→ Exercise
Your response should consist solely of the records, written out exactly.

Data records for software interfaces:
[Start of Attachment]

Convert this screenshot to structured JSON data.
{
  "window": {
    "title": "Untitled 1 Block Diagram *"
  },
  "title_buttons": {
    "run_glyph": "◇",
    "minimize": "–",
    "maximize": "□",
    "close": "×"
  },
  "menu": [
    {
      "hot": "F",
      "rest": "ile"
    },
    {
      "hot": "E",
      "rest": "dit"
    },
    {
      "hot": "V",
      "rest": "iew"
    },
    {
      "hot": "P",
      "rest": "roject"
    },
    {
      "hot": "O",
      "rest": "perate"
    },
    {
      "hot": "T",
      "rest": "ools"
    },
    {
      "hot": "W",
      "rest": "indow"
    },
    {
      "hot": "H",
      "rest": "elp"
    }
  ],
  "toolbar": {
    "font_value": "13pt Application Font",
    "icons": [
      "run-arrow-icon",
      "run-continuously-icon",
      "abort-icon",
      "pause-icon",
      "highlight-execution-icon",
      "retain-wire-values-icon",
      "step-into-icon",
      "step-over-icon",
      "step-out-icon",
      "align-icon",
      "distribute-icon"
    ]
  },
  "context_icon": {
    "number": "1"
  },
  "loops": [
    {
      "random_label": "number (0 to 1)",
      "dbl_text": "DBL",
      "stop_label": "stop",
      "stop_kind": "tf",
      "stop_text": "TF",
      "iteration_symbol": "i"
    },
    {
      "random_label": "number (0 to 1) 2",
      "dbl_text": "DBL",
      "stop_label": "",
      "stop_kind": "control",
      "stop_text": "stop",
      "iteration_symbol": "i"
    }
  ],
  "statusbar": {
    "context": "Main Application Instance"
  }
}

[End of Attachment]

→ The answer
Convert this screenshot to structured JSON data.
{
  "window": {
    "title": "Untitled 1 Block Diagram *"
  },
  "title_buttons": {
    "run_glyph": "◇",
    "minimize": "–",
    "maximize": "□",
    "close": "×"
  },
  "menu": [
    {
      "hot": "F",
      "rest": "ile"
    },
    {
      "hot": "E",
      "rest": "dit"
    },
    {
      "hot": "V",
      "rest": "iew"
    },
    {
      "hot": "P",
      "rest": "roject"
    },
    {
      "hot": "O",
      "rest": "perate"
    },
    {
      "hot": "T",
      "rest": "ools"
    },
    {
      "hot": "W",
      "rest": "indow"
    },
    {
      "hot": "H",
      "rest": "elp"
    }
  ],
  "toolbar": {
    "font_value": "13pt Application Font",
    "icons": [
      "run-arrow-icon",
      "run-continuously-icon",
      "abort-icon",
      "pause-icon",
      "highlight-execution-icon",
      "retain-wire-values-icon",
      "step-into-icon",
      "step-over-icon",
      "step-out-icon",
      "align-icon",
      "distribute-icon"
    ]
  },
  "context_icon": {
    "number": "1"
  },
  "loops": [
    {
      "random_label": "number (0 to 1)",
      "dbl_text": "DBL",
      "stop_label": "stop",
      "stop_kind": "tf",
      "stop_text": "TF",
      "iteration_symbol": "i"
    },
    {
      "random_label": "number (0 to 1) 2",
      "dbl_text": "DBL",
      "stop_label": "",
      "stop_kind": "control",
      "stop_text": "stop",
      "iteration_symbol": "i"
    }
  ],
  "statusbar": {
    "context": "Main Application Instance"
  }
}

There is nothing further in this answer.